If Graham didn’t take steps to control her son’s actions, he could have made things worse and even got arrested to start out life with a strike against him.
It was clear that avoiding such trouble was a rule of his mother’s. He tested it and he swiftly found out the price.
I’m sure psychologists are having a field day with this one as well as analyzing people who support Graham’s actions.
Parents only get one shot at helping a child build a foundation for success in life. By the same token a kid only gets one shot to grow up. Part of growing up has to be the instilling of standards, principles, respect, learning to restrain anger, and controlling impulses.
Was mom angry and impulsive? You could argue that. But given we’re talking about her trying to get her son to cease participating in a riot and engaging in uncivilized behavior, you can put aside the Dr. Spock child rearing books for a moment.
Extraordinary circumstances call for extraordinary actions. And given that the son was mortified to see his mom while engaging in anti-social violence and subsequently complied after the smacking, it’s safe to say mom did teach her son the difference between right and wrong but he opted to ignore it.
It’s sort of the natural order for teen boys to test limits and do impulsive things. Mom drove home the point that what he was doing wasn’t OK.
People — black, white, Asian or otherwise — shouldn’t die of unnatural causes in police custody. Exactly what happened in Baltimore has yet to be determined besides the fact a black man is dead after suffering an unexplained spinal injury while in police custody.
That said, people shouldn’t riot and burn down their neighborhoods inflicting pain and suffering on people that are often their neighbors and are not justifiable targets under any circumstance.
If a mother determines that the best way to control her 16-year-old son in such a situation to prevent him from doing others as well as himself harm is to smack him, then the more power to her.
There are no fuzzy lines.
It is not OK to hit your child just to hit your child. Smacking any child because you are angry or disappointed doesn’t hold any water. But if it takes a smack or two in the middle of a volatile situation to underscore how far they have crossed the line so it clicks in their head, then a parent is not out of line.
Children are not property. Nor do they simply learn right from wrong magically or do so without reinforcement.
Positive reinforcement is obviously the best. But if the times call for something a bit more physical, smacking from a mom’s backhand that stops a kid from impulsive participation in a riot and exposing himself to a life ruining arrest may indeed by justified.
But wherever you fall on the topic, it is abundantly clear that Graham sees her role first and foremost as a parent and not as a buddy.

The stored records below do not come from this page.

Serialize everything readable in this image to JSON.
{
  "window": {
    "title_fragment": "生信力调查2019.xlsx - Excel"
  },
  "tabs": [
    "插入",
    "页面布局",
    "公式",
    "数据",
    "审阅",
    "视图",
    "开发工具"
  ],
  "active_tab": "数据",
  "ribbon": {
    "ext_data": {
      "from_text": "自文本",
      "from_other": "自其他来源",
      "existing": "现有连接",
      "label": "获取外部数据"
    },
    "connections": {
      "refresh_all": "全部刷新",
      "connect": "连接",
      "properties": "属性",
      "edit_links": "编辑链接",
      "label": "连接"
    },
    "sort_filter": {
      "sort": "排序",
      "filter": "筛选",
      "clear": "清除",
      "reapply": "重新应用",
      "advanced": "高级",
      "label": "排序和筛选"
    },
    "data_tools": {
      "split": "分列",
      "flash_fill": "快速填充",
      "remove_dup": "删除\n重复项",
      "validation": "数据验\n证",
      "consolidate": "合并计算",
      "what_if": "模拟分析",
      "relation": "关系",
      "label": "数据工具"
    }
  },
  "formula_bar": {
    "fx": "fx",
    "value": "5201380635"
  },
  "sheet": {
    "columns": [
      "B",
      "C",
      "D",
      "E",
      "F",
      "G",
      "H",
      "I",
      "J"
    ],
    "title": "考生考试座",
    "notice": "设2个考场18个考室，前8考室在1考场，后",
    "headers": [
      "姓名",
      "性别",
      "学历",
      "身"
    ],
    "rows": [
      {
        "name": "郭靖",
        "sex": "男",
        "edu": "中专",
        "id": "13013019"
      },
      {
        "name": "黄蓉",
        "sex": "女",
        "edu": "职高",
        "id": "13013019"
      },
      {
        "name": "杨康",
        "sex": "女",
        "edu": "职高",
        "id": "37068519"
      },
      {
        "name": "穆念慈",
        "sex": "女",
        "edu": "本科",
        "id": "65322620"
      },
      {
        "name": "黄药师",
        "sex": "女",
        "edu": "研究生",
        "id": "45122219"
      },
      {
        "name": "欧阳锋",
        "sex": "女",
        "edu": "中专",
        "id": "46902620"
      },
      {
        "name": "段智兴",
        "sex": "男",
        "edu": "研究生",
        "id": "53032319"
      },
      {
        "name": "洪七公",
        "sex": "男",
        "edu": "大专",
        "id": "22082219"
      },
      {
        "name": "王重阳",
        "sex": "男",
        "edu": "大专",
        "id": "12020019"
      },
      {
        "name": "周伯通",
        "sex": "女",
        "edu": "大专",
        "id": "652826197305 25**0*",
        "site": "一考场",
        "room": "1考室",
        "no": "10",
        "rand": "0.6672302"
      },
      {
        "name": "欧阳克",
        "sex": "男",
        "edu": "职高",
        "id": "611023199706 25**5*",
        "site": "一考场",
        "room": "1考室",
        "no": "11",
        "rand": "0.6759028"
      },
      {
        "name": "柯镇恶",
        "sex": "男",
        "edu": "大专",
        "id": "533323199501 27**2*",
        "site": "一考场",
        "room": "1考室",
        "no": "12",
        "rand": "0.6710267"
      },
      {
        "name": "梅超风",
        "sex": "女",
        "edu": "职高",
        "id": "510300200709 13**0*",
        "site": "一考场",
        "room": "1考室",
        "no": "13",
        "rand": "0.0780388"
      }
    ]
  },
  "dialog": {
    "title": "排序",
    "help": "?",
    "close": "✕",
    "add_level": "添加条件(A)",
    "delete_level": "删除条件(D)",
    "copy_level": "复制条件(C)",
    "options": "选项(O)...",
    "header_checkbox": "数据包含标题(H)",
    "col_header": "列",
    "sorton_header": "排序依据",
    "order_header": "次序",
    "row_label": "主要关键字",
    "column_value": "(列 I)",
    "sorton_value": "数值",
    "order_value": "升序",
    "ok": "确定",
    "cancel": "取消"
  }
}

This column is the opinion of executive editor, Dennis Wyatt, and does not necessarily represent the opinion of The Bulletin or Morris Newspaper Corp. of CA. He can be contacted at firstname.lastname@example.org or 209.249.3519.